Date:07-02-2019

Do you know the “black box” on the ground? Yes, many people who work with FOC (fiber optic cable) may be very familiar with it. It is called Fiber Optic Splice Closure , or fiber splicing closure. In fact, except underground application, fiber optic splice closures are also used for aerial, strand-mount FTTH “tap” locations where drop cables are spliced to distribution cables. It is usually used with outdoor fiber optic cables which provides space for outdoor fiber optic cables to be spliced together. The fiber optic splice closures and the fiber trays inside will protect the spliced fiber and the joint parts of the outdoor fiber cables.

What factors should I know before I decide on a splice closure for an OSP installation?

1) You must know if your stitching closure application is installed in the air or in a buried installation.

2) Know your splice Count and splice type – How many fiber splices does the closure need to hold? Are they fusion splices, mechanical splices or a combination of both? Some closures can be purchased with additional sealed ports that can be opened to accommodate new fibers that may be added in the future.

3) Be sure to match the closure, and the application, to the correct type of splice tray.
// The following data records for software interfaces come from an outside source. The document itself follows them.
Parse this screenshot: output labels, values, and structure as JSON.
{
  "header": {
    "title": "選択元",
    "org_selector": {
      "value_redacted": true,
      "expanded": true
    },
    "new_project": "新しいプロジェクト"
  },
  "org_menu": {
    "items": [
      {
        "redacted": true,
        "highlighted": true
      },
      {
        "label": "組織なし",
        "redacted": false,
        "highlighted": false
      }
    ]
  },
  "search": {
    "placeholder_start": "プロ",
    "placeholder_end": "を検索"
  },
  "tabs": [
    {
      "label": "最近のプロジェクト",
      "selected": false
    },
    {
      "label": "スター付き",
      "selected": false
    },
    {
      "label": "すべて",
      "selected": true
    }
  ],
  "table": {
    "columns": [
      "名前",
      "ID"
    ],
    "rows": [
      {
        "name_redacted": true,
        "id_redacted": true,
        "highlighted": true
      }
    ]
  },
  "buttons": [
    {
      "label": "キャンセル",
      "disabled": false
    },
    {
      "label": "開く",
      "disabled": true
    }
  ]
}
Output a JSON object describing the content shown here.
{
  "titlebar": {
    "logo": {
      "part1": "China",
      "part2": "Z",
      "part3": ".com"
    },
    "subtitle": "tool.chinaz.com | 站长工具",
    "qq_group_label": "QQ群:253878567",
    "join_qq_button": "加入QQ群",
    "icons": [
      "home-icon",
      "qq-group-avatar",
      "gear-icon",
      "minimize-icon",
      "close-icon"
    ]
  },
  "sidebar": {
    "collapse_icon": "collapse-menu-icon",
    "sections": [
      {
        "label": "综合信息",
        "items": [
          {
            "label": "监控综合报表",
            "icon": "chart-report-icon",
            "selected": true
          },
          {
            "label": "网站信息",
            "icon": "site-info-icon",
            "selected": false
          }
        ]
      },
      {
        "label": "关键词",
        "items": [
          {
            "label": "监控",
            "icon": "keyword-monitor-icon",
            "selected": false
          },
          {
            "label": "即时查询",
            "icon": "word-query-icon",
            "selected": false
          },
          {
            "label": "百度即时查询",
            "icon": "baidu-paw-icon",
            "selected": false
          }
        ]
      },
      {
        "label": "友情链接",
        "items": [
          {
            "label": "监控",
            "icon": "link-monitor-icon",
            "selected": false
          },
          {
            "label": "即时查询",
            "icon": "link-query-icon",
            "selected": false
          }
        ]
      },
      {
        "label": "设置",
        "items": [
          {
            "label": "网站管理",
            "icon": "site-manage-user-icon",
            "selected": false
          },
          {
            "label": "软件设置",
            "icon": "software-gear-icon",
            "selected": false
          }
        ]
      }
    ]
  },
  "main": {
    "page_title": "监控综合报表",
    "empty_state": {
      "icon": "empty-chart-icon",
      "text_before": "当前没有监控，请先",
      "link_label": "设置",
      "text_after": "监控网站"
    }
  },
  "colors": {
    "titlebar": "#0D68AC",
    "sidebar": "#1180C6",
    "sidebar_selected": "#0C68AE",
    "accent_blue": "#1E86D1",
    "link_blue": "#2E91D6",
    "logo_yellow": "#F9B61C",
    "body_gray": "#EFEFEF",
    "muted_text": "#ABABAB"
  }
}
4) Ease of Reentry – Many newer types of closures, it can be sealed without requiring sealing tape or C-cement. This makes it easy to seal the closure and also to reenter it when future work is required.

5) Multilink closures use compression grommets, made of malleable material that provides a tight seal when the two halves of the closure are bolted together. I recommend using a crisscross star pattern when tightening bolts to ensure that pressure is applied evenly to the compression seal. The grommets around the cable entry and exit ports can be ordered with various hole sizes to accommodate different cable diameters.

6) Some closures have a fitting that enables the installer to fill the sealed closure with compressed air to determine if there are any leaks. A soapy solution can be applied to seams, which will show bubbles if air is leaking out.